Private groups are groups of companies, trusts, partnerships, super funds and other entities that are connected with each other and have common ownership. They include those groups controlled by high wealth individuals.
We analyse private groups and their associated entities using sophisticated data matching and analytic models. We typically engage on a whole-of-group basis, with the head of the group or their tax adviser rather than the separate group entities. This approach enables us to get a clear understanding of the group's overall tax performance and areas of potential concern, enabling us to tailor our engagement accordingly.
We engaged with over 10,000 clients, to share our profiles or discuss their tax position.
During our conversations, we get a better understanding of the commercial drivers and governance framework of the group. Where our view is different to that of the taxpayer, we aim to reach a shared understanding on any contentious issues, and provide the explanation or evidence needed for us to reach agreement.
We have held one-on-one engagements with the 140 largest private groups, including those controlled by high wealth individuals, to discuss their tax affairs with them as they occur. This is part of improving transparency and building strong relationships – so that tax positions are correctly reported by the time tax returns are lodged.
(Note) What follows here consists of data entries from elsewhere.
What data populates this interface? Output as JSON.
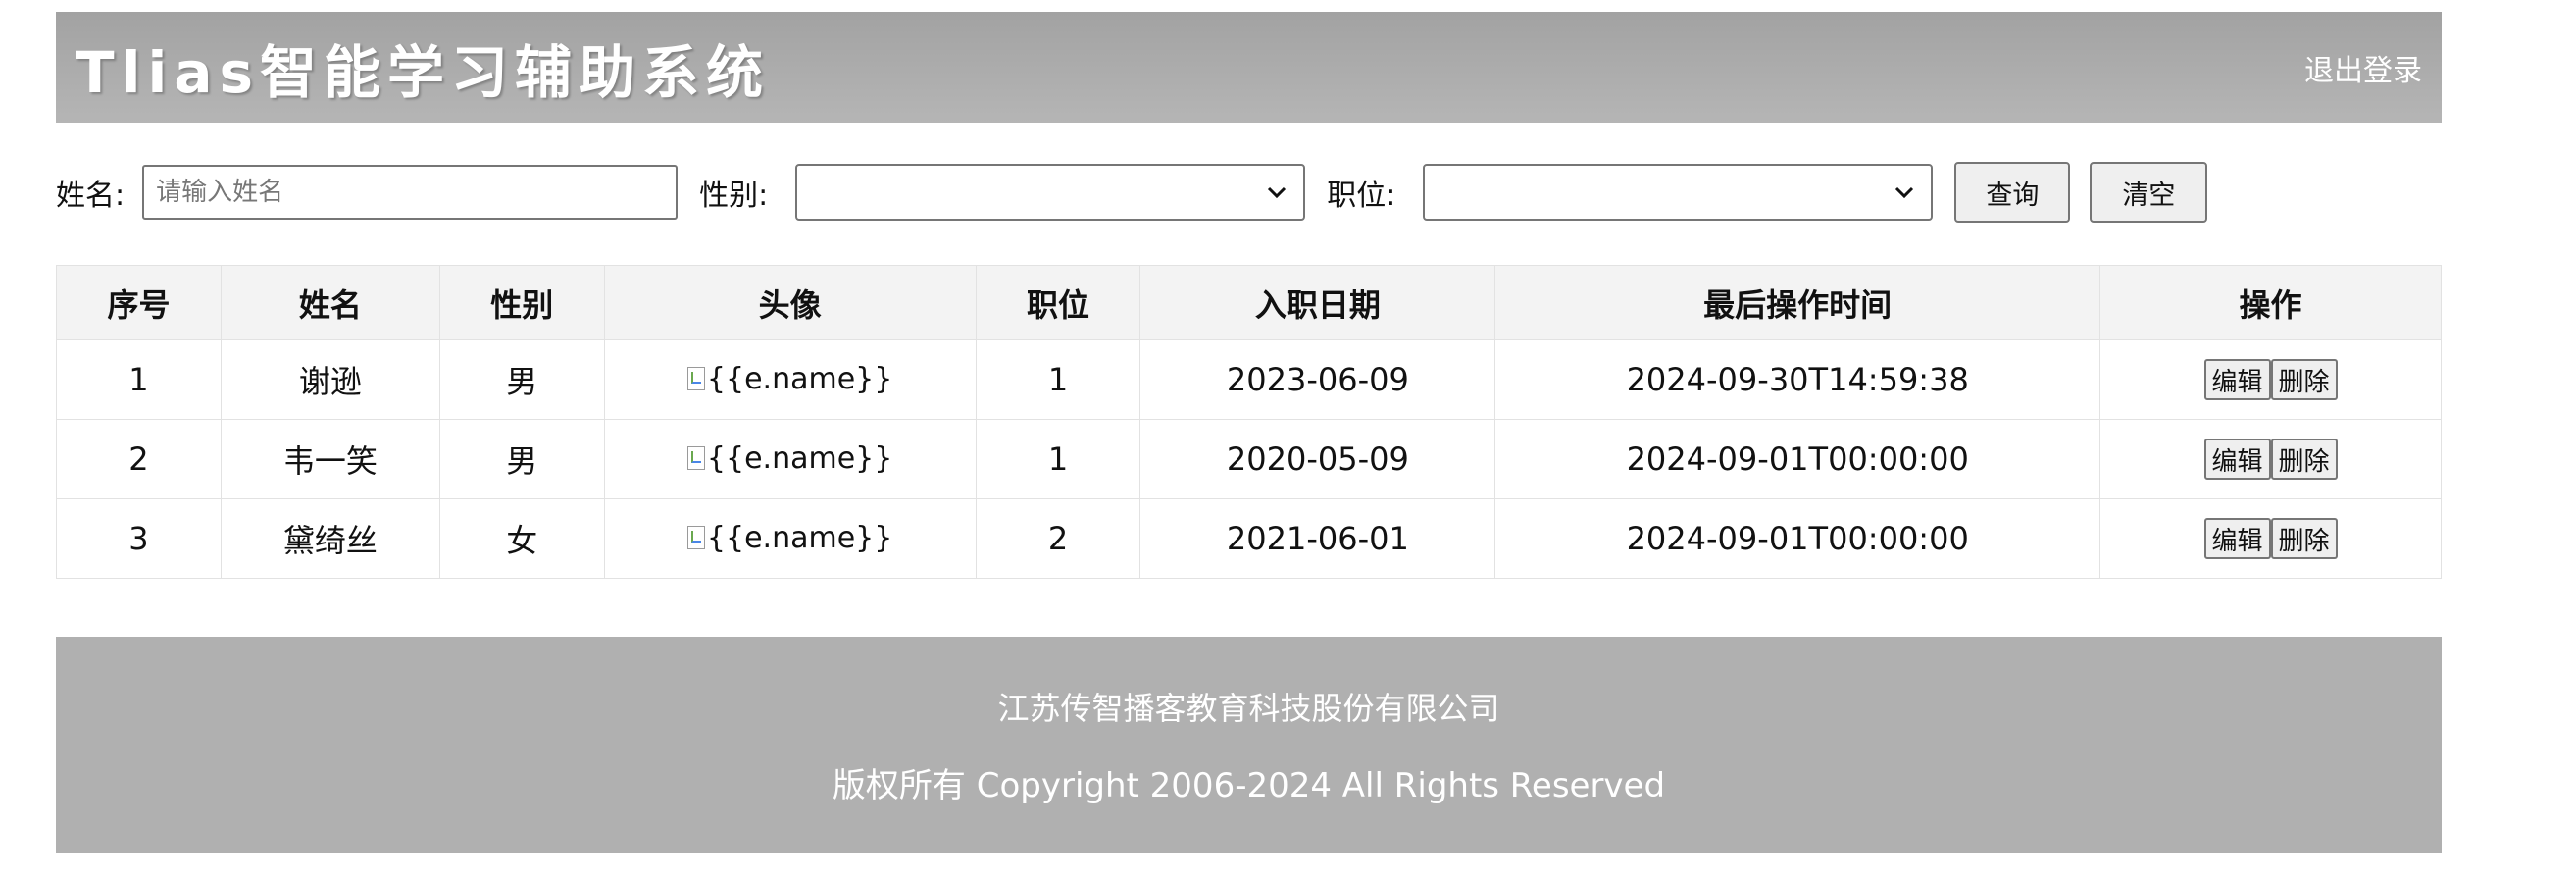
{
  "header": {
    "title": "Tlias智能学习辅助系统",
    "logout_label": "退出登录"
  },
  "search": {
    "name_label": "姓名:",
    "name_placeholder": "请输入姓名",
    "name_value": "",
    "gender_label": "性别:",
    "gender_value": "",
    "job_label": "职位:",
    "job_value": "",
    "query_label": "查询",
    "clear_label": "清空"
  },
  "table": {
    "columns": [
      "序号",
      "姓名",
      "性别",
      "头像",
      "职位",
      "入职日期",
      "最后操作时间",
      "操作"
    ],
    "rows": [
      {
        "index": "1",
        "name": "谢逊",
        "gender": "男",
        "avatar_alt": "{{e.name}}",
        "job": "1",
        "entry_date": "2023-06-09",
        "update_time": "2024-09-30T14:59:38",
        "edit": "编辑",
        "delete": "删除"
      },
      {
        "index": "2",
        "name": "韦一笑",
        "gender": "男",
        "avatar_alt": "{{e.name}}",
        "job": "1",
        "entry_date": "2020-05-09",
        "update_time": "2024-09-01T00:00:00",
        "edit": "编辑",
        "delete": "删除"
      },
      {
        "index": "3",
        "name": "黛绮丝",
        "gender": "女",
        "avatar_alt": "{{e.name}}",
        "job": "2",
        "entry_date": "2021-06-01",
        "update_time": "2024-09-01T00:00:00",
        "edit": "编辑",
        "delete": "删除"
      }
    ]
  },
  "footer": {
    "company": "江苏传智播客教育科技股份有限公司",
    "copyright": "版权所有 Copyright 2006-2024 All Rights Reserved"
  },
  "icons": {
    "select_arrow": "chevron-down-icon",
    "avatar": "broken-image-icon"
  },
  "colors": {
    "header_bg": "#a8a8a8",
    "footer_bg": "#b0b0b0",
    "table_header_bg": "#f3f3f3"
  }
}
Due to improvements in the information we receive and our ability to analyse it faster, we were able to contact over 34,000 other privately owned businesses to let them know they had met their obligations. This represents about $1.6 billion of income tax correctly paid by these private businesses. Our aim is to improve our processes further, so that more private businesses are supported to correctly determine their tax position, and our systems can independently assure this.
In May 2016, we published detailed guidance on tax governance for private groups, based on extensive consultation with them and their advisers. This information will provide guidance on what good governance looks like and what attracts the ATO's attention.
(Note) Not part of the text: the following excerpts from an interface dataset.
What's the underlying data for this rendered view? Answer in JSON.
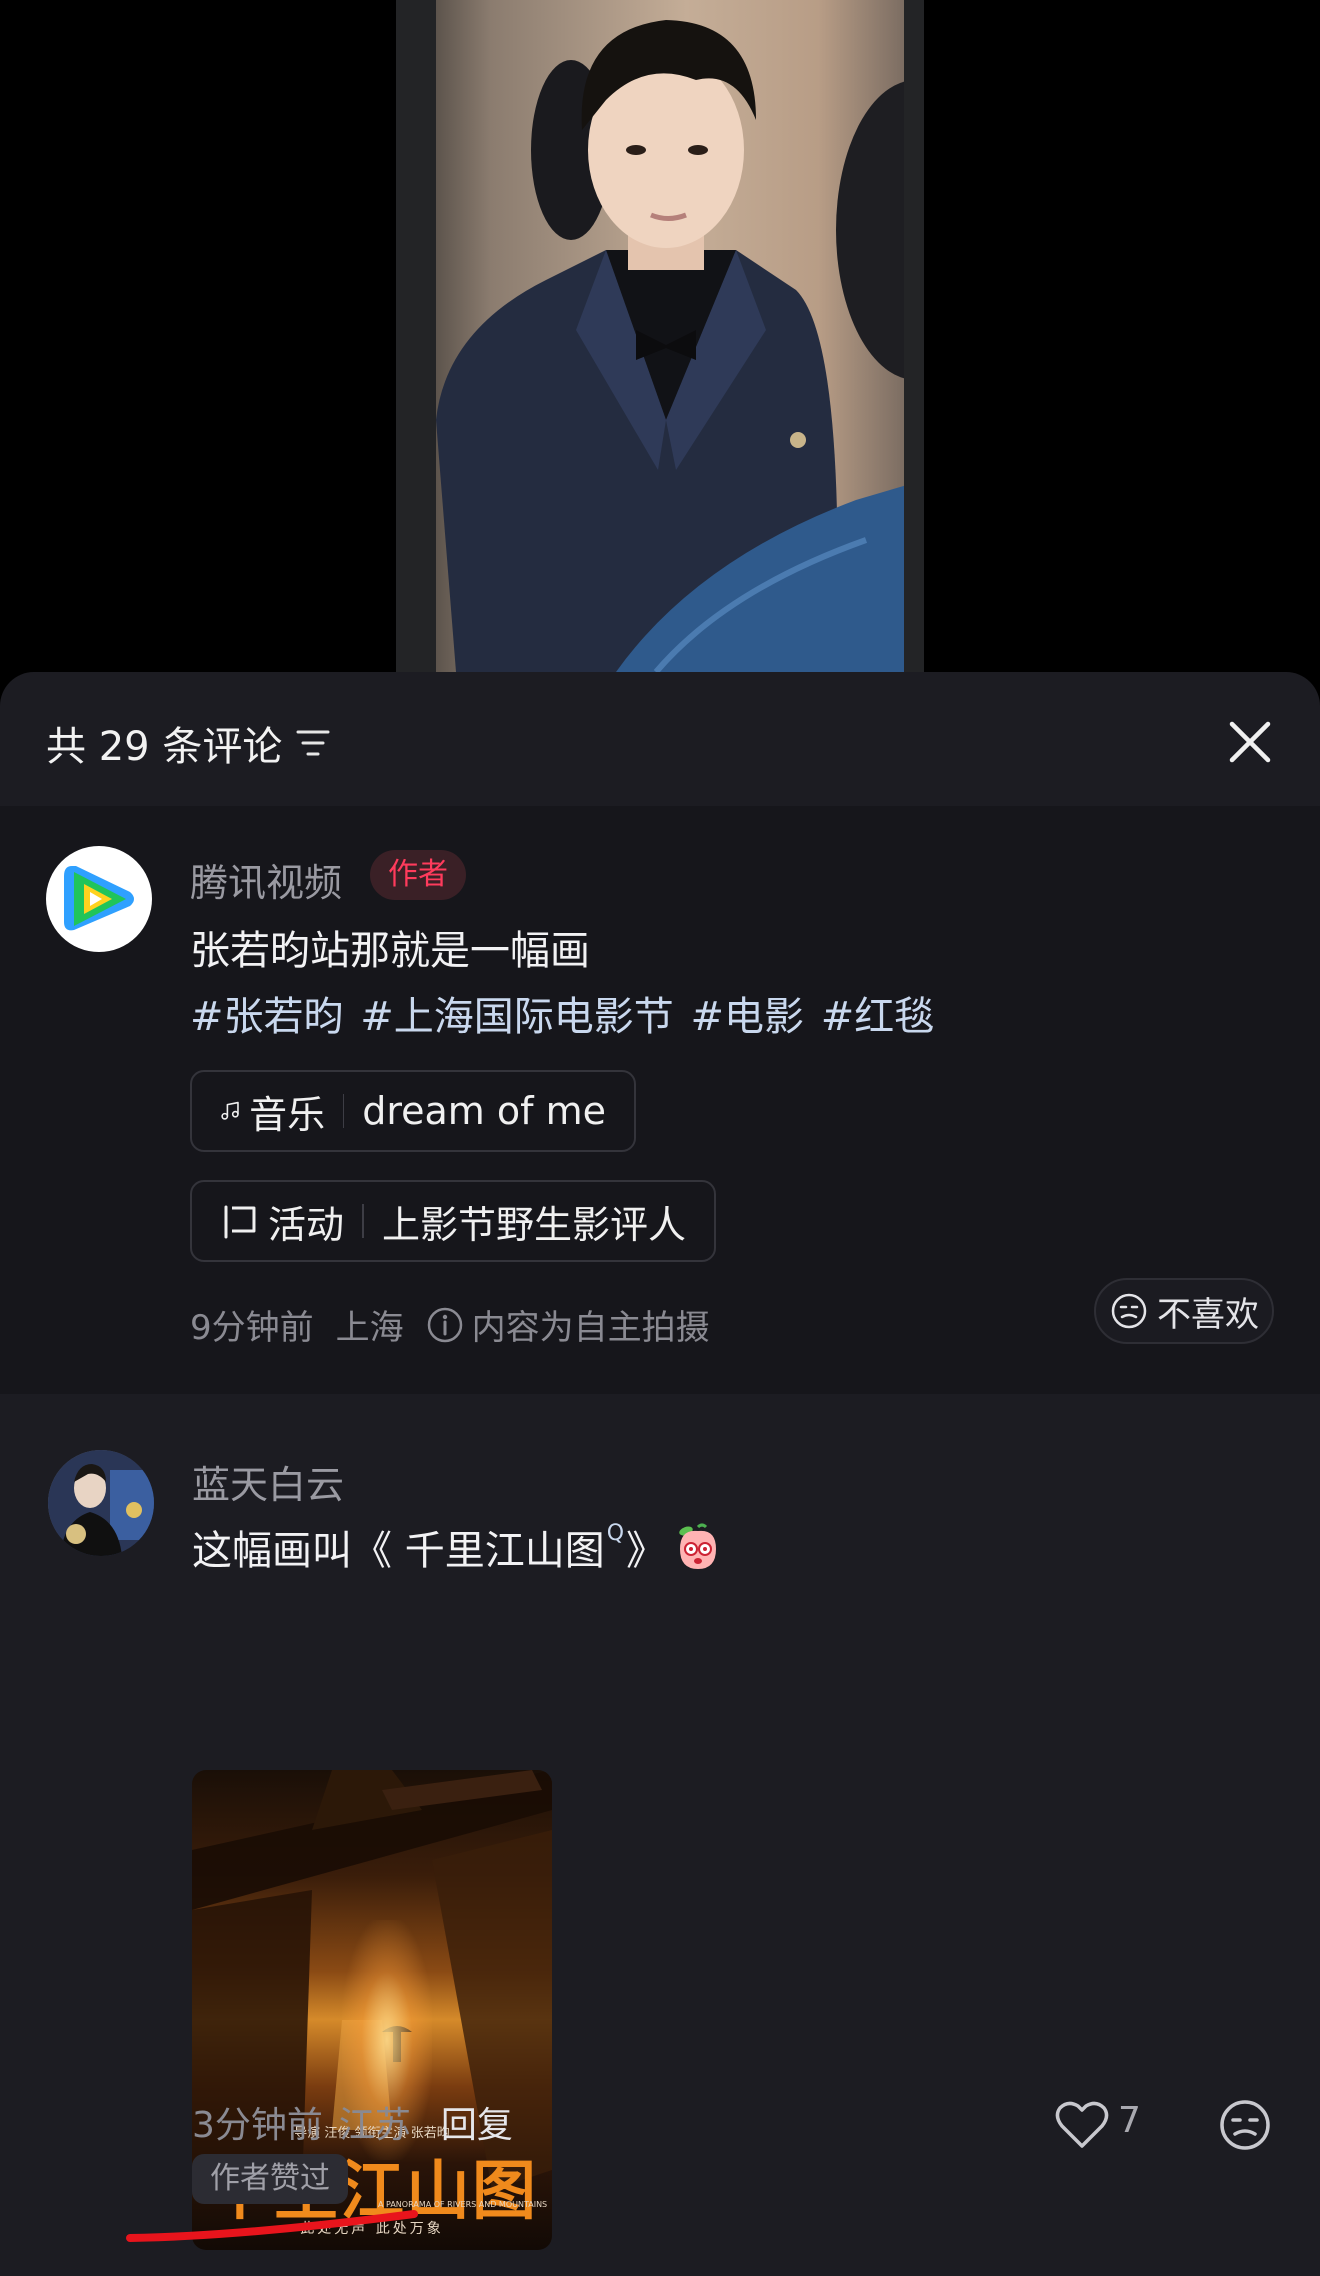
{
  "sheet": {
    "count_title": "共 29 条评论",
    "icons": {
      "sort": "sort-filter-icon",
      "close": "close-icon"
    }
  },
  "post": {
    "author_name": "腾讯视频",
    "author_badge": "作者",
    "text": "张若昀站那就是一幅画",
    "hashtags": "#张若昀 #上海国际电影节 #电影 #红毯",
    "music_chip": {
      "label": "音乐",
      "value": "dream of me",
      "icon": "music-note-icon"
    },
    "event_chip": {
      "label": "活动",
      "value": "上影节野生影评人",
      "icon": "event-flag-icon"
    },
    "meta": {
      "time": "9分钟前",
      "location": "上海",
      "notice": "内容为自主拍摄"
    },
    "dislike_label": "不喜欢"
  },
  "comment": {
    "user_name": "蓝天白云",
    "text_before": "这幅画叫《 千里江山图",
    "search_mark": "Q",
    "text_after": " 》",
    "poster": {
      "title": "千里江山图",
      "credits": "导演 汪俊    领衔主演 张若昀",
      "subtitle": "A PANORAMA OF RIVERS AND MOUNTAINS",
      "tagline": "此处无声    此处万象"
    },
    "meta": {
      "time": "3分钟前",
      "location": "江苏",
      "reply": "回复"
    },
    "like_count": "7",
    "liked_badge": "作者赞过"
  },
  "colors": {
    "accent_red": "#ff3b5c",
    "sheet_bg": "#1c1c22",
    "annotation_red": "#e8141c"
  }
}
For those seeking early advice, we have provided a single entry point through our Early Engagement for Advice initiative, to ensure the right people are there at the first contact to help provide the certainty needed.
In 2015–16, we implemented a number of initiatives to make better use of digital channels, such as using social media (including Facebook, Twitter and LinkedIn) for messages about fringe benefits tax lodgment, and continuing to improve the format of the Division 7A calculator on the ATO app.
We also worked with AusIndustry and provided guidance to agent groups through digital channels, enhancing their understanding of the Research and Development program and raising awareness about the risks of fraud.
During the year, we redeveloped the What attracts our attention information on our website to better:
- inform the market of where unscrupulous advisers can put taxpayers at risk in tax planning schemes
- alert taxpayers about areas where we commonly see mistakes, errors or poor tax governance (and where they may want to seek advice from the ATO or other trusted advisers).